* TASK PROMPT
Look through the data below and, wherever a line carries the word "reset", please copy that line.

* EXERCISE MATERIAL
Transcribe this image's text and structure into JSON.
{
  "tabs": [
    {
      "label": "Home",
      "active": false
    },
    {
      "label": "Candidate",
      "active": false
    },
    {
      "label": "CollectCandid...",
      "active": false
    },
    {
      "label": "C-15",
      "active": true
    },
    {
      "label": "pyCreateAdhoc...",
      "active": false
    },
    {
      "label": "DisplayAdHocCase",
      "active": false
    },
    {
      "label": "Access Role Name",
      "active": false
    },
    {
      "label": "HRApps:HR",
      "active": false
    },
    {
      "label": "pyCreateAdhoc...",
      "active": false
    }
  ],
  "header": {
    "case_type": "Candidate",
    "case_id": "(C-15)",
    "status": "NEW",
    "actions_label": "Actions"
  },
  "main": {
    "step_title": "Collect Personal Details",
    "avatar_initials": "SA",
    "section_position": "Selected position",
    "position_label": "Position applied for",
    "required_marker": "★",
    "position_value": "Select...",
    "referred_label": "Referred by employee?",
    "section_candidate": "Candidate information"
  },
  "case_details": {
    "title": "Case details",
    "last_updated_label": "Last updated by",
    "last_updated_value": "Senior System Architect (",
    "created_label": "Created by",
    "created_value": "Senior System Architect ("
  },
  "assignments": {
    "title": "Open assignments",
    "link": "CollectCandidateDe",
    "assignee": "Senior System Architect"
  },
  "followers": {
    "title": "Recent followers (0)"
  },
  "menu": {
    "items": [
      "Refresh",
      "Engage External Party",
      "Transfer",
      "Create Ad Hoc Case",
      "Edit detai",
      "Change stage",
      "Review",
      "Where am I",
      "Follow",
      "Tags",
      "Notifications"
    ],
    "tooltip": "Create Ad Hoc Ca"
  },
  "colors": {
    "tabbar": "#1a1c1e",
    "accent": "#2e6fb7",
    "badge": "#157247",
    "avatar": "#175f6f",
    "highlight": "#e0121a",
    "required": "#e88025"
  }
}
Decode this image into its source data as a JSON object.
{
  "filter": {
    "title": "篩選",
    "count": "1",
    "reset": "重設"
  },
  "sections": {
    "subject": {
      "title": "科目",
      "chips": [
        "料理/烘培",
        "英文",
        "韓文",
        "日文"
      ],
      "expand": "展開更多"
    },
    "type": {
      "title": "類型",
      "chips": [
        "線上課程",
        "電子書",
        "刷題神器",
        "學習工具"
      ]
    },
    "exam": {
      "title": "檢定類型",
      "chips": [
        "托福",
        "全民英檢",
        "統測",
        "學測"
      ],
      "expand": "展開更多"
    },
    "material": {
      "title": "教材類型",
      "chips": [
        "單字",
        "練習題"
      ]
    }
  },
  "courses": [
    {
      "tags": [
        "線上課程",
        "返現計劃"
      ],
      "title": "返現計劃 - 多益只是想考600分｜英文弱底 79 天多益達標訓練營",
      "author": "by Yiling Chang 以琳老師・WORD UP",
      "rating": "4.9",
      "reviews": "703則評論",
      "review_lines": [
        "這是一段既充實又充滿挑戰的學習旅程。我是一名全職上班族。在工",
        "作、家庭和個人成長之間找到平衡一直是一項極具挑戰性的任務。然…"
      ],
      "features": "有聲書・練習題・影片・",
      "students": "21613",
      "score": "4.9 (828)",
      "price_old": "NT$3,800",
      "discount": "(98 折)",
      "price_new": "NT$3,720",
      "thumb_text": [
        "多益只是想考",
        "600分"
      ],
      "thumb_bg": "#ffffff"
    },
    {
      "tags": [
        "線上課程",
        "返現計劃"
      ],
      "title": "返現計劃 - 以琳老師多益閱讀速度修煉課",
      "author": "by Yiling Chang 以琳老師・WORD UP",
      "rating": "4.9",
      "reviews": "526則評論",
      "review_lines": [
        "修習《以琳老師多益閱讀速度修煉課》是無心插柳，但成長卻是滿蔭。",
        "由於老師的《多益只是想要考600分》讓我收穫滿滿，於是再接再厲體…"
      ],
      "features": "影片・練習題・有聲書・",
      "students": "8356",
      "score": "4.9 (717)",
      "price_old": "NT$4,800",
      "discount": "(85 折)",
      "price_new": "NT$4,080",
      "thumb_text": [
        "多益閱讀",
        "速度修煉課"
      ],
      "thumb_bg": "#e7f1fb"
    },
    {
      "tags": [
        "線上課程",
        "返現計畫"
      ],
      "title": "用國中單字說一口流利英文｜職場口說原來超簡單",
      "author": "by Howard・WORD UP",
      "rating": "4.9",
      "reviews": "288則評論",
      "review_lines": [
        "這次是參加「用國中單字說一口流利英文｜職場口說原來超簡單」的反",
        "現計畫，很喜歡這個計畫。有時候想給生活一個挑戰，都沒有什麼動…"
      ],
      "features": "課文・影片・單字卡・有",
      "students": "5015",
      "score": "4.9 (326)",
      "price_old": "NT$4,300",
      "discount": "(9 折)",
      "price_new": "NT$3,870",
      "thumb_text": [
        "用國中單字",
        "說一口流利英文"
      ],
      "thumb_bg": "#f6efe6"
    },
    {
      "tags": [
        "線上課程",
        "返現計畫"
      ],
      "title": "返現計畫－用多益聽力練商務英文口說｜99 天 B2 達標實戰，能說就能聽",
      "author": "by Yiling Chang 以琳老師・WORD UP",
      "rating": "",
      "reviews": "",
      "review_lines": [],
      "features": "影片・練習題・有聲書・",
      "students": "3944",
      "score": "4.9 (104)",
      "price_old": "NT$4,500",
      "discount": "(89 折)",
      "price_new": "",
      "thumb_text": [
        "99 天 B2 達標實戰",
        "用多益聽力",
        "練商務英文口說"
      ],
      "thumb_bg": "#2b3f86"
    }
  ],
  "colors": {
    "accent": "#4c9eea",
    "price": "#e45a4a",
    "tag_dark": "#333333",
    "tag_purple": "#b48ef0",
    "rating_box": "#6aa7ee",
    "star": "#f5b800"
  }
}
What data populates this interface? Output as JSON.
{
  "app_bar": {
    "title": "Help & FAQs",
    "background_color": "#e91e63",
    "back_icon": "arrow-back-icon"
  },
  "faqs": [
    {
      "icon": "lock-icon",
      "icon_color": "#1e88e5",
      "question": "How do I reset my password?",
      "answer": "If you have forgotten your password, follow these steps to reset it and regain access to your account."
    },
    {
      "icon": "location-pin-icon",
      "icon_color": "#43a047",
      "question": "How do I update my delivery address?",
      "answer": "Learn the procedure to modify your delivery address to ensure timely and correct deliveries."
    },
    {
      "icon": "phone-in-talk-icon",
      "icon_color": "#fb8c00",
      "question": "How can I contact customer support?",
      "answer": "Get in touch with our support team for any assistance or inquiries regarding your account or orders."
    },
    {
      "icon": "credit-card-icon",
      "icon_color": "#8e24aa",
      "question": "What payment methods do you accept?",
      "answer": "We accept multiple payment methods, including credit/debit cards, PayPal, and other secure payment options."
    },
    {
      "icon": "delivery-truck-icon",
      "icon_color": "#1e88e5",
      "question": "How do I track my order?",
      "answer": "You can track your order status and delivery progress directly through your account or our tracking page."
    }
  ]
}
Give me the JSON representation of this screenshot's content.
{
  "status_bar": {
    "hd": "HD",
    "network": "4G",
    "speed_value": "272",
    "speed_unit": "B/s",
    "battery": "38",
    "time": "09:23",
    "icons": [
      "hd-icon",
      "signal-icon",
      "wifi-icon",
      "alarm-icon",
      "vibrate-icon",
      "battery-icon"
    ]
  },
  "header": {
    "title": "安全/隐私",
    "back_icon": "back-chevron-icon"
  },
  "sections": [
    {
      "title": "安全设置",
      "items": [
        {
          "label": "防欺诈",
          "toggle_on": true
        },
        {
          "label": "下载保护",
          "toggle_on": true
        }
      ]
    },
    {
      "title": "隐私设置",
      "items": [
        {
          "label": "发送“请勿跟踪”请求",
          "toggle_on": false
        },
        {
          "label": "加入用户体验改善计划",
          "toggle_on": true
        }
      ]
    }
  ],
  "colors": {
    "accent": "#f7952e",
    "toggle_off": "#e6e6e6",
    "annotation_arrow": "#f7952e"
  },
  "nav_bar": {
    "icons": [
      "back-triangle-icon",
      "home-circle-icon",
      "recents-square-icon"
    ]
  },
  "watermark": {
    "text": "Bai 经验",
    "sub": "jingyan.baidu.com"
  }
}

* EXERCISE OUTPUT
    "reset": "重設"
      "question": "How do I reset my password?",
      "answer": "If you have forgotten your password, follow these steps to reset it and regain access to your account."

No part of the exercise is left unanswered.